| TASK INSTRUCTIONS |
Go through the records and copy each line where the string "rest" occurs.

○ ○ ○ ○ ○

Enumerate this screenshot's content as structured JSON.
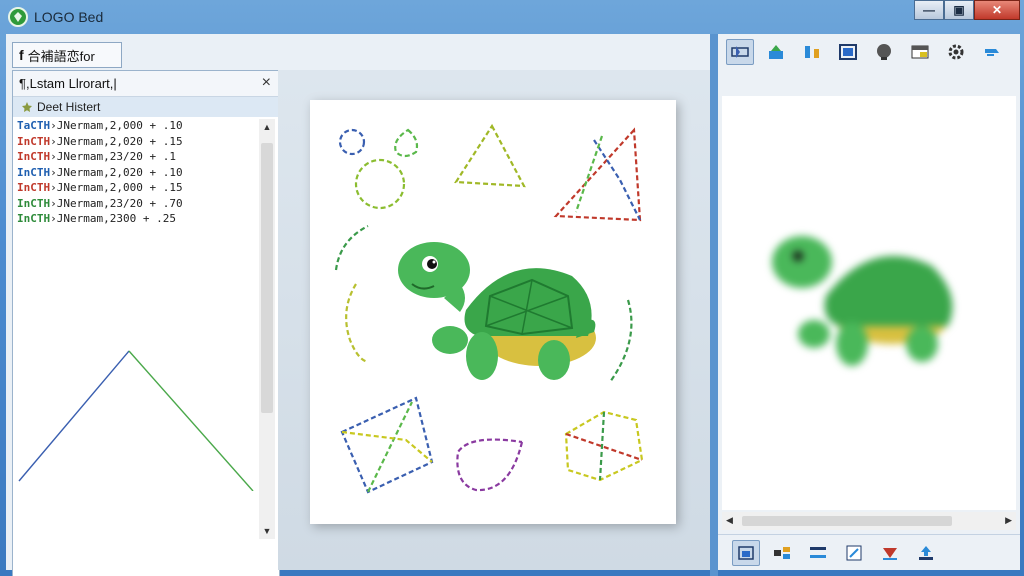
{
  "window": {
    "title": "LOGO Bed",
    "controls": {
      "minimize": "—",
      "maximize": "▣",
      "close": "✕"
    }
  },
  "doc_tab": {
    "icon_label": "f",
    "label": "合補語恋for"
  },
  "layers_panel": {
    "title": "¶,Lstam Llrorart,|",
    "close": "×",
    "subtitle": "Deet Histert",
    "rows": [
      {
        "prefix": "TaCTH",
        "rest": "›JNermam,2,000  + .10",
        "color": "#1f5fb0"
      },
      {
        "prefix": "InCTH",
        "rest": "›JNermam,2,020  + .15",
        "color": "#c0392b"
      },
      {
        "prefix": "InCTH",
        "rest": "›JNermam,23/20  + .1",
        "color": "#c0392b"
      },
      {
        "prefix": "InCTH",
        "rest": "›JNermam,2,020  + .10",
        "color": "#1f5fb0"
      },
      {
        "prefix": "InCTH",
        "rest": "›JNermam,2,000  + .15",
        "color": "#c0392b"
      },
      {
        "prefix": "InCTH",
        "rest": "›JNermam,23/20  + .70",
        "color": "#2e8b3a"
      },
      {
        "prefix": "InCTH",
        "rest": "›JNermam,2300  + .25",
        "color": "#2e8b3a"
      }
    ]
  },
  "scroll_glyphs": {
    "up": "▲",
    "down": "▼",
    "left": "◀",
    "right": "▶"
  },
  "icons": {
    "app_logo": "turtle-logo-icon",
    "turtle": "turtle-illustration",
    "top_toolbar": [
      "select-tool-icon",
      "export-icon",
      "align-icon",
      "frame-icon",
      "stamp-icon",
      "table-icon",
      "settings-gear-icon",
      "pen-icon"
    ],
    "bottom_toolbar": [
      "layers-icon",
      "arrange-icon",
      "menu-icon",
      "edit-icon",
      "marker-icon",
      "upload-icon"
    ]
  },
  "colors": {
    "turtle_green": "#3aa64a",
    "shell_dark": "#2a8a3c",
    "stroke_blue": "#3a5fb0",
    "stroke_green": "#5ab84a",
    "stroke_yellow": "#c8c820",
    "stroke_red": "#c0392b"
  }
}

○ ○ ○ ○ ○

| RESULT BELOW |
        "rest": "›JNermam,2,000  + .10",
        "rest": "›JNermam,2,020  + .15",
        "rest": "›JNermam,23/20  + .1",
        "rest": "›JNermam,2,020  + .10",
        "rest": "›JNermam,2,000  + .15",
        "rest": "›JNermam,23/20  + .70",
        "rest": "›JNermam,2300  + .25",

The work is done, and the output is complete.